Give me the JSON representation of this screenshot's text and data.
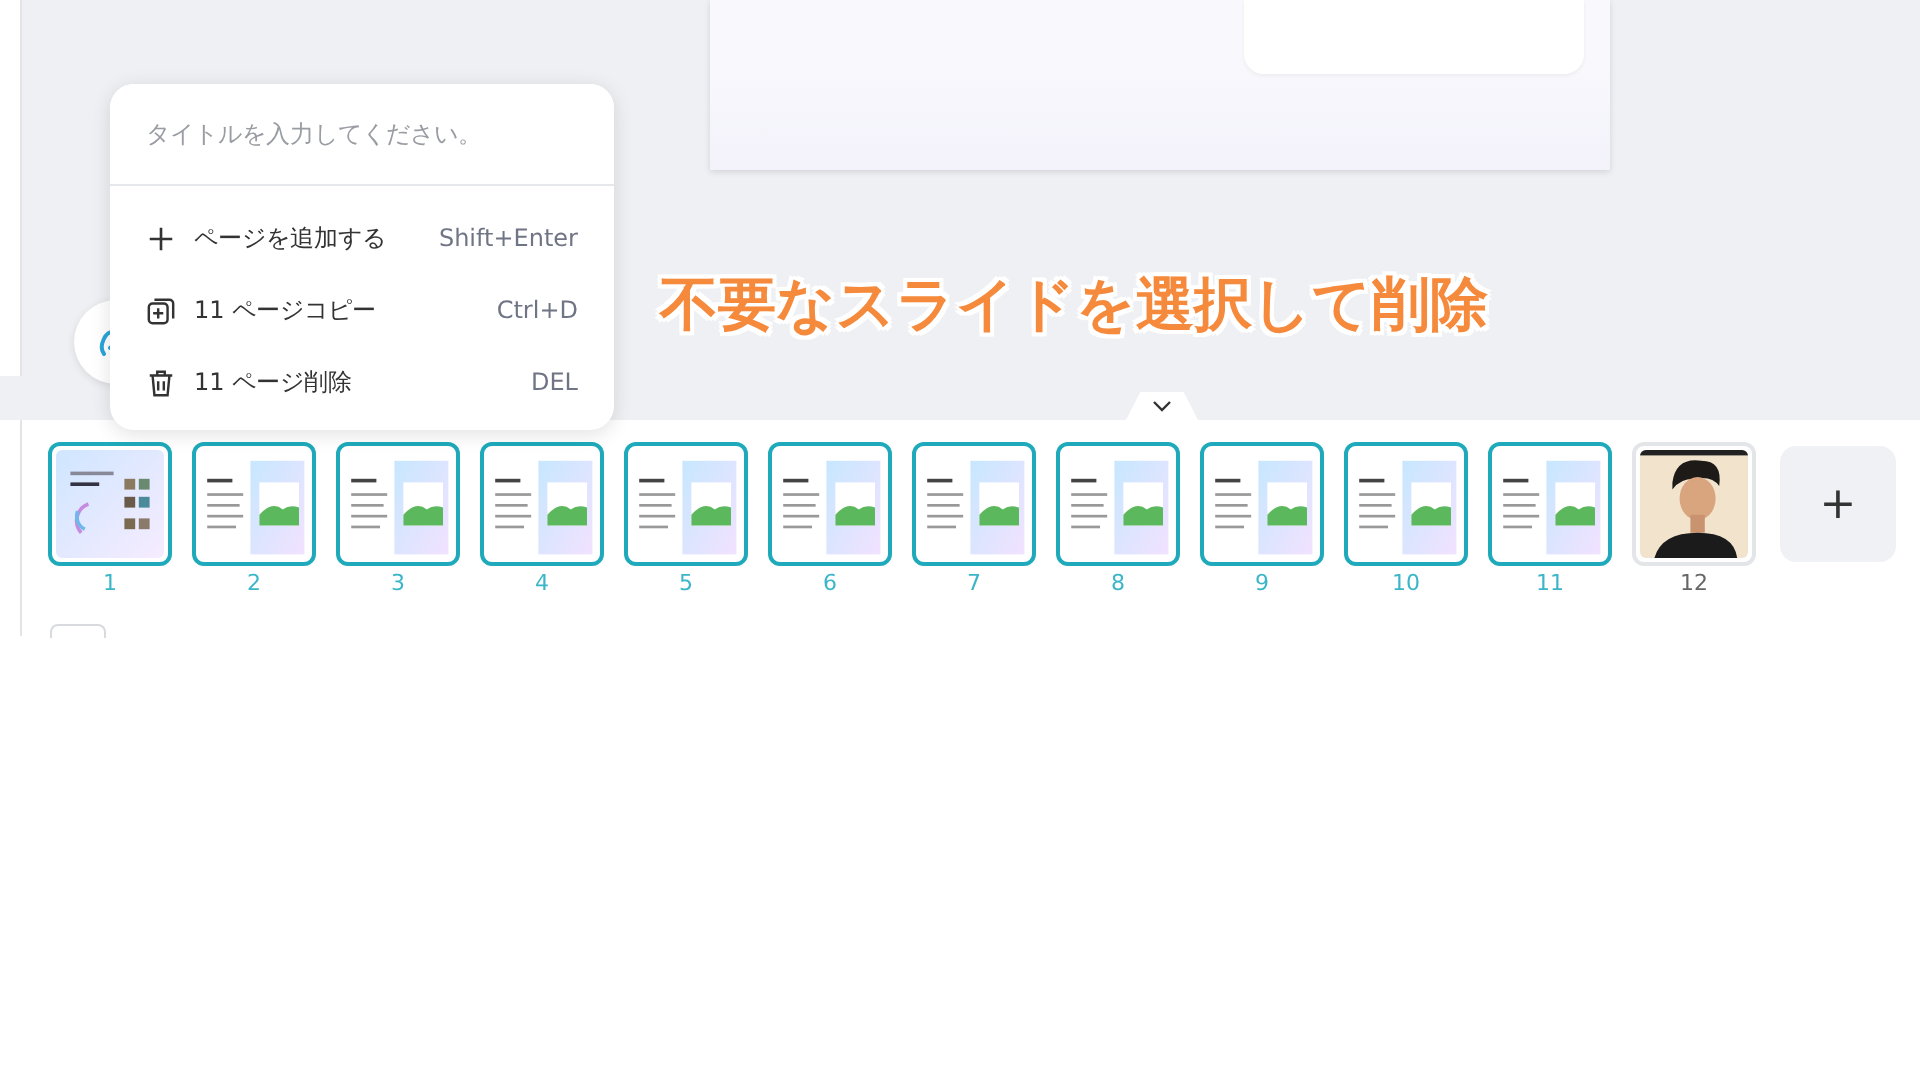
{
  "menu": {
    "title_field": {
      "placeholder": "タイトルを入力してください。"
    },
    "items": [
      {
        "kind": "add",
        "label": "ページを追加する",
        "shortcut": "Shift+Enter"
      },
      {
        "kind": "copy",
        "label": "11 ページコピー",
        "shortcut": "Ctrl+D"
      },
      {
        "kind": "delete",
        "label": "11 ページ削除",
        "shortcut": "DEL"
      }
    ]
  },
  "annotation": "不要なスライドを選択して削除",
  "slides": [
    {
      "number": "1",
      "kind": "cover",
      "selected": true
    },
    {
      "number": "2",
      "kind": "content",
      "selected": true
    },
    {
      "number": "3",
      "kind": "content",
      "selected": true
    },
    {
      "number": "4",
      "kind": "content",
      "selected": true
    },
    {
      "number": "5",
      "kind": "content",
      "selected": true
    },
    {
      "number": "6",
      "kind": "content",
      "selected": true
    },
    {
      "number": "7",
      "kind": "content",
      "selected": true
    },
    {
      "number": "8",
      "kind": "content",
      "selected": true
    },
    {
      "number": "9",
      "kind": "content",
      "selected": true
    },
    {
      "number": "10",
      "kind": "content",
      "selected": true
    },
    {
      "number": "11",
      "kind": "content",
      "selected": true
    },
    {
      "number": "12",
      "kind": "picture",
      "selected": false
    }
  ],
  "add_button": {
    "label": "+"
  }
}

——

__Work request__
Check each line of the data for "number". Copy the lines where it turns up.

__Answer box__
      "number": "1",
      "number": "2",
      "number": "3",
      "number": "4",
      "number": "5",
      "number": "6",
      "number": "7",
      "number": "8",
      "number": "9",
      "number": "10",
      "number": "11",
      "number": "12",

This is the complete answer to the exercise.